6. There is also merit in the appellant's submission the Judge finds the appellant's account inherently improbable and implausible based upon the Judge's own view of the possibility of the events referred to by the appellant occurring. If a Judge considers an account implausible proper reasons must be given for such a conclusion which can, arguably, only be undertaken by assessing the subjective evidence against the available country evidence and based upon reasonably draw inferences rather than conjecture and speculation. A finding that because an alternative approach is more believable and using the same to reject the appellant's own account, amounts to an arguable legal error in the circumstances of this appeal. There is no evidence the required holistic assessment of the evidence was undertaken.

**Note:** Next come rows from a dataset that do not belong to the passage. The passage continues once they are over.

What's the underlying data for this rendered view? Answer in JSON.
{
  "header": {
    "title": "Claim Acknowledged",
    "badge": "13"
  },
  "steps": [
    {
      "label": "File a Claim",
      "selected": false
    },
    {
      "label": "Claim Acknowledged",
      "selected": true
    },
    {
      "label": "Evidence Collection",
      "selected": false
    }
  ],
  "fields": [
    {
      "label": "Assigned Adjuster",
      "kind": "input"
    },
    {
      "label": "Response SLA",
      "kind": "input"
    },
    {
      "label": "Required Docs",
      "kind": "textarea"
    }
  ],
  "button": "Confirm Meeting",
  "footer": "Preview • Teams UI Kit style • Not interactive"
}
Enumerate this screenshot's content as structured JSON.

7. Also of concern is the Judge's finding the appellant's account is implausible and lacks credibility partly on the basis of the Judge's own assessment of how a 16-year-old boy will be expected to behave and that, accordingly, the appellant's account of how he did behave is irrational. It is not clear from the determination the basis on which it was concluded a 16-year-old Kurdish boy from Iraq is expected to behave and how the behaviour of this appellant differed, supported by adequate reasons. There is merit in Mr Greer's argument that even if the appellant did not behave in a reasonable manner or a manner that made sense to the Judge that this meant the claim was not true. The appellant in his witness statement explained why he behaved in the manner he did which Judge does not deal with adequately in the body of the determination.

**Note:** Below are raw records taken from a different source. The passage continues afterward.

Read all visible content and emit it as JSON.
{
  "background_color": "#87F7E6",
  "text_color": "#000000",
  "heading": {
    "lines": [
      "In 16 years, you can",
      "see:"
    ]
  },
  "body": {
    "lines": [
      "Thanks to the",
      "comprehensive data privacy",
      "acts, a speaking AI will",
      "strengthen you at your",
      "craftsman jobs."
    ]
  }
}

8. I find when considering matters a whole that the Judge has erred in law in a manner material to the decision to dismiss the appeal such that that determination must be set aside. The failure to properly consider the guidance relating to vulnerable witnesses means the appellant has not had a proper assessment of the merits of his appeal and that the findings made to date are unsafe. There can therefore be no preserved findings.
9. Following discussion it was agreed that as there has been a further country guidance case relating to Iraq since the original appeal was heard and in light of the need for extensive further findings of fact to be made supported by adequate reasons, and in light of the Presidential Guidance on remittal of appeals, this is a case that must be remitted to the First-tier Tribunal sitting at Bradford to be heard afresh, de novo, by a judge other than Judge Myers.
10. The First-tier Judge materially erred in law. I set aside the decision of the original Judge. I remit the appeal to the First-tier Tribunal sitting at Bradford for a heard of fresh, de novo, by a judge other than Judge Myers.
11. The First-tier Tribunal made an order pursuant to rule 45(4)(i) of the Asylum and Immigration Tribunal (Procedure) Rules 2005.

I make such order pursuant to rule 14 of the Tribunal Procedure (Upper Tribunal) Rules 2008.

Upper Tribunal Judge Hanson

Dated the 9 October 2020